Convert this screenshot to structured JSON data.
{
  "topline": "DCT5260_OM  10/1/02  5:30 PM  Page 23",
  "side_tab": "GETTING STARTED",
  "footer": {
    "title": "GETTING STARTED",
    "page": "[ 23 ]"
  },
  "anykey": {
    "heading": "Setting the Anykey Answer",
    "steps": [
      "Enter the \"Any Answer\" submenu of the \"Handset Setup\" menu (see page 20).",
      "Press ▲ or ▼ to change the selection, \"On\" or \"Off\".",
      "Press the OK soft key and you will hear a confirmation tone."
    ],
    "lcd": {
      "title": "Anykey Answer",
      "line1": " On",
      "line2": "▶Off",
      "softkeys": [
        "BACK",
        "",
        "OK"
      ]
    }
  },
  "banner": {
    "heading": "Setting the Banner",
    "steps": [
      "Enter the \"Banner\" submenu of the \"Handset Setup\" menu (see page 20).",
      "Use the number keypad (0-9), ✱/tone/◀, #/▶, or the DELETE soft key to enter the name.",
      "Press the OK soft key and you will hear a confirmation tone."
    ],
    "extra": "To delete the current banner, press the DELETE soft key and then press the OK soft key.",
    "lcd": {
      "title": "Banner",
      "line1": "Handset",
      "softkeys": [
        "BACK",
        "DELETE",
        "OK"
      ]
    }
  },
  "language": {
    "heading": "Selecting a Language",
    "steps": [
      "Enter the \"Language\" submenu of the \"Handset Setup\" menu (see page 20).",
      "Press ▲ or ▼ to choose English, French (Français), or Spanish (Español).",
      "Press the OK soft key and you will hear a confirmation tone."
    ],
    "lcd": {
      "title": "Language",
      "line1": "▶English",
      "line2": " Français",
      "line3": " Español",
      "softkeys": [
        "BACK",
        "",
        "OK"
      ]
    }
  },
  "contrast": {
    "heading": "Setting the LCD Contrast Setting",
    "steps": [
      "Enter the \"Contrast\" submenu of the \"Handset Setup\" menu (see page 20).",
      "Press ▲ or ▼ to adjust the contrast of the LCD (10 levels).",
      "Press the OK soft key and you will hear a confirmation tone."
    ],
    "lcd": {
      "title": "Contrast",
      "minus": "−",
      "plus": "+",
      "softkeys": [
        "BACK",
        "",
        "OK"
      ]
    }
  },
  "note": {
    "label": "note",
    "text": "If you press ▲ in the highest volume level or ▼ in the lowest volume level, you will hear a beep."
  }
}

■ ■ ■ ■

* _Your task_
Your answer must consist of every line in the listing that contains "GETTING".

* _Solved problem_
  "side_tab": "GETTING STARTED",
    "title": "GETTING STARTED",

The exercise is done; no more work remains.